Oil that washed up on a beach as a result of a tanker sinking more than 40 years ago has not "posed a threat to the environment," a council said.
East Suffolk Council is investigating the deposits revealed by high tides on Lowestoft North Beach from the Eleni V, which sank in 1978.
The tanker sank off the Norfolk coast after being blown up by the Army, losing more than 5,000 tonnes of fuel.
The council said "continuing erosion may exacerbate the situation".
In a statement, the authority said it had been monitoring the situation since 2018.
Environmental health officers and the coastal management team have been in discussions, with the coastal erosion between Corton and Gunton under review.
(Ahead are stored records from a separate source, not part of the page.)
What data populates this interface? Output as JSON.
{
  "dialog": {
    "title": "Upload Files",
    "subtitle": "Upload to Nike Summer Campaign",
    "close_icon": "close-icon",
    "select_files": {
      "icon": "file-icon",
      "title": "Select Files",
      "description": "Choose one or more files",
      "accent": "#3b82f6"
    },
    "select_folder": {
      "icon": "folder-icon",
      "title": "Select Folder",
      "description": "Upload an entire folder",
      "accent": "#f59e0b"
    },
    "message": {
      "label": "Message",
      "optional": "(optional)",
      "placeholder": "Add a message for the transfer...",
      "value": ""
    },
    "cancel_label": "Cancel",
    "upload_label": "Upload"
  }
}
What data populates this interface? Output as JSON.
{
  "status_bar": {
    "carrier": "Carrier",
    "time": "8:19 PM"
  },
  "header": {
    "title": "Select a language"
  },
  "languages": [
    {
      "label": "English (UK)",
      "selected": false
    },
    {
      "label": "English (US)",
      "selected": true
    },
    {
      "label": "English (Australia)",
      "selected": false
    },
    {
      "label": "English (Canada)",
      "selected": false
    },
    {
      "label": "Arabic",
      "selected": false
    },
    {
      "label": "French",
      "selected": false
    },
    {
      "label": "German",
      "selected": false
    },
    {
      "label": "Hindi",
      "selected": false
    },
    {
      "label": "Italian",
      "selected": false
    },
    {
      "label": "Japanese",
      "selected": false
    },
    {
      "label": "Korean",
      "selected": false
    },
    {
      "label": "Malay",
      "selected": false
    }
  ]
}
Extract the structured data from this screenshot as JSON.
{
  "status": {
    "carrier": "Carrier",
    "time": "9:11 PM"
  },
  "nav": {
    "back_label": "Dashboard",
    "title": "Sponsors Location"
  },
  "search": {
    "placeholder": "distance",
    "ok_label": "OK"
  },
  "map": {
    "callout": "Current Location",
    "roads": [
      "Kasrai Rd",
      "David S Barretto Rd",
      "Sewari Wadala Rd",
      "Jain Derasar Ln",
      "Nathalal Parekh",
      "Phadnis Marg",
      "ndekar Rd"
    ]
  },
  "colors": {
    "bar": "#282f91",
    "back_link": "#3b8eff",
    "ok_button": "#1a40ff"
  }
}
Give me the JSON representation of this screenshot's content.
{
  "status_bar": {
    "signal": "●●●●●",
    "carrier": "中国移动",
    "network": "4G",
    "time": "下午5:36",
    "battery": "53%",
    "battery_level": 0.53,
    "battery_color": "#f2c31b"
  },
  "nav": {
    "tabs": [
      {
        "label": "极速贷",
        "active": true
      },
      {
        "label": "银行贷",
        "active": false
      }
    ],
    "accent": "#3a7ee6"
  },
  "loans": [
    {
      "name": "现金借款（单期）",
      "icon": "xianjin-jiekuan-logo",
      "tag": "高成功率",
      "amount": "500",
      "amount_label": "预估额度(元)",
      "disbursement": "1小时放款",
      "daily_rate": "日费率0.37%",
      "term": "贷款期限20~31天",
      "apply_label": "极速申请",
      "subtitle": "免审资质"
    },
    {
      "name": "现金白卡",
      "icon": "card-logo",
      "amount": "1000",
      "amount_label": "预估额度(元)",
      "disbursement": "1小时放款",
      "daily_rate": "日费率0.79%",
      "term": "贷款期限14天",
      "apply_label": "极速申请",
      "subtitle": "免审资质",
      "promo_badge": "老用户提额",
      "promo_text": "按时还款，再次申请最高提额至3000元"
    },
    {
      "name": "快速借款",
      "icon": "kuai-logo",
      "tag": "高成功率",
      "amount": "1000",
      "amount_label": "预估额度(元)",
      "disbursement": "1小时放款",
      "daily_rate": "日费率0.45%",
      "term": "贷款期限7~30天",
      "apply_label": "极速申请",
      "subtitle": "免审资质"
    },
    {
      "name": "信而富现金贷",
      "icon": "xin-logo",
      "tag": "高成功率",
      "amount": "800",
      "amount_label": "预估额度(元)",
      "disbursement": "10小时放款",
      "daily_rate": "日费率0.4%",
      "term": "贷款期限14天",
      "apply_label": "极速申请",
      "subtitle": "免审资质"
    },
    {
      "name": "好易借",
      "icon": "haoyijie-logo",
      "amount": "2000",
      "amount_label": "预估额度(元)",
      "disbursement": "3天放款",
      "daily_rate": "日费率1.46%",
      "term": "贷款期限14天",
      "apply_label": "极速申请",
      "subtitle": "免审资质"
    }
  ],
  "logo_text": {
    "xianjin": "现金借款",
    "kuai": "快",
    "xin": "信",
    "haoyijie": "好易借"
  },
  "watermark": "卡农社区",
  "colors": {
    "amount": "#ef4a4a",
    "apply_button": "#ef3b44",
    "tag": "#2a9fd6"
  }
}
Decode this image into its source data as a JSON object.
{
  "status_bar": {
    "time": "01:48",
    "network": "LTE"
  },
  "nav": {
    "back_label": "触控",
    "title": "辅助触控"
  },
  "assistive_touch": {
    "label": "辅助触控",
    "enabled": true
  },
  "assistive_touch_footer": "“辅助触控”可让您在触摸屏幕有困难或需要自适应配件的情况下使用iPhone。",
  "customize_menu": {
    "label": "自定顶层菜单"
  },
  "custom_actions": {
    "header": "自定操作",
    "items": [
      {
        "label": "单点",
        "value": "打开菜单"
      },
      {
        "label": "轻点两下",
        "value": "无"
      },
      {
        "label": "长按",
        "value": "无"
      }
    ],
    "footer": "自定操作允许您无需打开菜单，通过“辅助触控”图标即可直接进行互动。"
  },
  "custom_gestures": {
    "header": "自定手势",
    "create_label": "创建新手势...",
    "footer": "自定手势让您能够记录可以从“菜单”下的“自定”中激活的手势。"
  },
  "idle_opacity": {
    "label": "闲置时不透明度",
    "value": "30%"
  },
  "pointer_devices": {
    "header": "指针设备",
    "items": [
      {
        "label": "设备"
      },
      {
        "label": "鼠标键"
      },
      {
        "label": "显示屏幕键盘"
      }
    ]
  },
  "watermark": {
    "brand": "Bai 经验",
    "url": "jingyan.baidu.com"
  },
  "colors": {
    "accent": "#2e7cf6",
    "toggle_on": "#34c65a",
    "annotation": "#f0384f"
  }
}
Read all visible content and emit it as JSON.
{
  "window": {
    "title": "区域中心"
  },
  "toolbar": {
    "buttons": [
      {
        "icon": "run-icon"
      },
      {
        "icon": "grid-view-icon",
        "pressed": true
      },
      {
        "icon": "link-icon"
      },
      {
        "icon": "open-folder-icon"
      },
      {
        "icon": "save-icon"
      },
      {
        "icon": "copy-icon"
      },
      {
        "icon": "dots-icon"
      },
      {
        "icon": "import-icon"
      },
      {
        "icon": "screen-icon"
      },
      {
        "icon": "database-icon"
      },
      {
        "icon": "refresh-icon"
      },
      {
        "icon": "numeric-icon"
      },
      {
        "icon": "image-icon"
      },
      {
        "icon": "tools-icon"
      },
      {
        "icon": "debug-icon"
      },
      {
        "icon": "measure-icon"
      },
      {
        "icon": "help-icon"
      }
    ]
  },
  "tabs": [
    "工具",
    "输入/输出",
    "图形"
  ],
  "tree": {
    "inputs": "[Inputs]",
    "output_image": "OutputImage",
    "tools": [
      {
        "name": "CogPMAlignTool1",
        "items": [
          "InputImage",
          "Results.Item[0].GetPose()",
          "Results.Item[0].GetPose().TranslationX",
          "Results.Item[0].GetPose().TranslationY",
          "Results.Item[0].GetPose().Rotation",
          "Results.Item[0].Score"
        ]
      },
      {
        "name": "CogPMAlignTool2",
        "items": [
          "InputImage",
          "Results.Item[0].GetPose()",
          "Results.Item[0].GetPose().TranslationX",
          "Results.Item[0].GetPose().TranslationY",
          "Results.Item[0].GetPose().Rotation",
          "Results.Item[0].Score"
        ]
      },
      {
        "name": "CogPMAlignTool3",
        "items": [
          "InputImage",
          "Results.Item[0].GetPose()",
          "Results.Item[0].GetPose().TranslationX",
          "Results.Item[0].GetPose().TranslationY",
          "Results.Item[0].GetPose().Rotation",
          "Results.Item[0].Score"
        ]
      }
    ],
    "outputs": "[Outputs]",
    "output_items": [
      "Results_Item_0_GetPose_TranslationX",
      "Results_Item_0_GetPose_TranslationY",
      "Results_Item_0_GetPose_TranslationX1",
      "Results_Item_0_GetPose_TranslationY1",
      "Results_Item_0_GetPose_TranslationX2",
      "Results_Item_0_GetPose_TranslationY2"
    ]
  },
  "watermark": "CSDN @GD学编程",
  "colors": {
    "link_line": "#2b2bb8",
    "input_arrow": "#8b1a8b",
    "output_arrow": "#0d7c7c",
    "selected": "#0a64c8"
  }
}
The council said it was addressing concerns which had been raised, adding "we do not believe that the consistency, composition and quantities of the oil residues involved have posed a threat to the environment or to marine life to date".
The authority added: "We are aware that continuing erosion may exacerbate the situation, particularly in light of recent high tides which have accelerated the rate of exposure, revealing larger outcrops of oil in the last few weeks.
"We are also aware that the consistency of the material is changing, with more sticky oil residues present than previously."
The council said it would be possible to "remove some of the loose, drier material without causing damage".
That work will be carried out by the council's waste management contractor, East Suffolk Norse, and a specialist disposal company.
The authority also warned members of the public not to remove deposits "as this may release pollutants into the local environment and therefore requires removal by specialist contractors".